Nielsen, M. E., Higgins, L. D., Wilkinson, S. C., & Webb, K. W. (1994). Helping twiceexceptional students to succeed in high school: A program description. The Journal of secondary Gifted Education, 5(3), 35-39.
Pereles, D., Baldwin, L., Baum, S., Higgins, L. D., Nielsen, E. (2005, November) Programming for the twice-exceptional: A panel discussion. Paper presented at 52nd National Association for Gifted Children conference, Salt Lake City, Utah.
Reis, S. M., Neu, T. W., & McGuire, J. M. (1995). Talent in two places: case studies of high ability students with learning disabilities who have achieved. Storrs, CT: National Research Center on the Gifted and Talented.
Reis, S. M., Neu, T. W., & McGuire, J. M. (1997). case studies of high-ability students with learning disabilities who have achieved. Exceptional Children, 63, 463-479.
Renzulli, J. S., & Reis, S. M. (1997). The schoolwide enrichment model: A how-to-guide for educational excellence (2nd ed.). Mansfield Center, CT: Creative Learning Press.
Schiff, M. M., Kaufman, A. S., & Kaufman, N. L. (1981). Scatter analysis of WISC-R profiles for learning disabled children with superior intelligence. Journal for Learning Disabilities, 14, 400-404.
Traub, N., & Bloom, F. (1994). Recipe for reading: New Century Edition. Austin, TX: Pro-Ed.
Vespi, L., & Yewchuk, C. (1992). A phenomenological study of the social/emotional characteristics of gifted learning disabled children. Journal for the Education of the Gifted, 16, 55-72.
Wilson, B., & Wilson, E. (2005). Wilson Language Training Program. Available at www.wilsonlanguage.com.
Winner, M. G. (2002). Inside out: What makes a person with social cognitive deficit tick. London, England: Jessica Kingsley.
M. Elizabeth Nielsen (CEC NM Federation), Associate Professor, Department of Educational Specialties, Special Education Program, University of New Mexico, Albuquerque; and L. Dennis Higgins (CEC NM Federation), Albuquerque Public Schools and adjunct faculty, Department of Educational Specialties, Special Education Program, University of New Mexico, Albuquerque.

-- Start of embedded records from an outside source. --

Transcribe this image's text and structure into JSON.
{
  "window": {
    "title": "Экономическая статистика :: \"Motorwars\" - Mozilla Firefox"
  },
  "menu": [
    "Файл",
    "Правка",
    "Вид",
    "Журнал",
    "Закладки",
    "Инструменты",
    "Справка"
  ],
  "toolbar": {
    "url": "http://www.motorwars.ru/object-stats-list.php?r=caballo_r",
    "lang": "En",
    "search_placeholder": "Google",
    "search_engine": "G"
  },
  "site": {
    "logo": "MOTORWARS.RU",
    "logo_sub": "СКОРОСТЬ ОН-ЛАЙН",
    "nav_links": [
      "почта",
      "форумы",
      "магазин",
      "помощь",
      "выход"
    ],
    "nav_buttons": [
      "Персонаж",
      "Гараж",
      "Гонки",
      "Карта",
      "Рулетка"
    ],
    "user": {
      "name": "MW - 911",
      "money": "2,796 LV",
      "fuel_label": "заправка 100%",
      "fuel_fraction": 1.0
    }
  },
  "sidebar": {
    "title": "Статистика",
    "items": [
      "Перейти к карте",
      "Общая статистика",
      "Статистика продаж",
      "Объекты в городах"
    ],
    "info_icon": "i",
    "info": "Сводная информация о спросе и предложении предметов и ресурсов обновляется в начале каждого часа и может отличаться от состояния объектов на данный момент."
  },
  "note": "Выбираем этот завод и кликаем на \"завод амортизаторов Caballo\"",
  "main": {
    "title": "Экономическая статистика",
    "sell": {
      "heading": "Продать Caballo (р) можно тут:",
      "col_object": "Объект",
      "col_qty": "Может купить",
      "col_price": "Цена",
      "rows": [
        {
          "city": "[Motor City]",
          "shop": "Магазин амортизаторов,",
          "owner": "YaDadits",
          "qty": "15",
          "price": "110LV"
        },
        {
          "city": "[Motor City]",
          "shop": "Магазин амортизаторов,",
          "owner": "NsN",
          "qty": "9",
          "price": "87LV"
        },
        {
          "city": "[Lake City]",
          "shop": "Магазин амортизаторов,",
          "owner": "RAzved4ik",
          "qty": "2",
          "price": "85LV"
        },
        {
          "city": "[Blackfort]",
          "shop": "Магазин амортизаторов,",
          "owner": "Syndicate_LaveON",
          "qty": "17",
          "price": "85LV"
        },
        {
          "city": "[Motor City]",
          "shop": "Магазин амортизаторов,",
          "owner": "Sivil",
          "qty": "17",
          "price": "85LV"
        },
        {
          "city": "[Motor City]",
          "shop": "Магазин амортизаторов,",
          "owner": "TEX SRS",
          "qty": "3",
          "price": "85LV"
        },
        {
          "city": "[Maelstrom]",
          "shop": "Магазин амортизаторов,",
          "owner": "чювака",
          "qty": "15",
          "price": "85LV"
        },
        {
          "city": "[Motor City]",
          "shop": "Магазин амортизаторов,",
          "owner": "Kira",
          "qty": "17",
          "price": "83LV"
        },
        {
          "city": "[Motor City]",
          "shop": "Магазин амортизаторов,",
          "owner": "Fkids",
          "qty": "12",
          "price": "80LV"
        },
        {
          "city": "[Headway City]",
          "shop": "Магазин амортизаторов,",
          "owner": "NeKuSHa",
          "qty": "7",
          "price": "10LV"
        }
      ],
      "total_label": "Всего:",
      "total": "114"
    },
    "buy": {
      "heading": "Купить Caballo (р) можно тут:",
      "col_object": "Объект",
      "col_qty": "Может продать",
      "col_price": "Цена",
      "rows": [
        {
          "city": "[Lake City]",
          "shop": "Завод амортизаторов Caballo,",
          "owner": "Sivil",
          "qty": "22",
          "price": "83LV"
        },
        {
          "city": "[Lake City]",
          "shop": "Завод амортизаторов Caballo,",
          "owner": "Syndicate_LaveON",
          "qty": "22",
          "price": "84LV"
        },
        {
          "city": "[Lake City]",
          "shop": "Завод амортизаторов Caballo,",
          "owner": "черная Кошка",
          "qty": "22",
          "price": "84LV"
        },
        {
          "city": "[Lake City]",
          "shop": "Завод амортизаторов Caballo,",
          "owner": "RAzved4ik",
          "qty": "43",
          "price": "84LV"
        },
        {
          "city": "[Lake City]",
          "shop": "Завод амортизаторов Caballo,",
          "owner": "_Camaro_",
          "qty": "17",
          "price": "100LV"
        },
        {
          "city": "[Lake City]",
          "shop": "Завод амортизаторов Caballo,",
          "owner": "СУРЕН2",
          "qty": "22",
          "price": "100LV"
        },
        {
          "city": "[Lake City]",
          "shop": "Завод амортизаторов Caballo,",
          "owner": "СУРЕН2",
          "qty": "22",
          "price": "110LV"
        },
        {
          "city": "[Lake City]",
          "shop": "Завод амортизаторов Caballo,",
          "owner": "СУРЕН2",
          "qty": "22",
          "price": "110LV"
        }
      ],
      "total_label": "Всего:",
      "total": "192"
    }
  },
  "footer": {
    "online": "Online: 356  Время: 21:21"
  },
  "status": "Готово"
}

Address correspondence to M. Elizabeth Nielsen, Department of Educational Specialties, University of New Mexico, Hokona Hall, Room 245, Albuquerque, NM 87131 (email@example.com).
TEACHING Exceptional Children, Vol. 38, No. 1, pp. 8-15.
Copyright 2005 CEC.…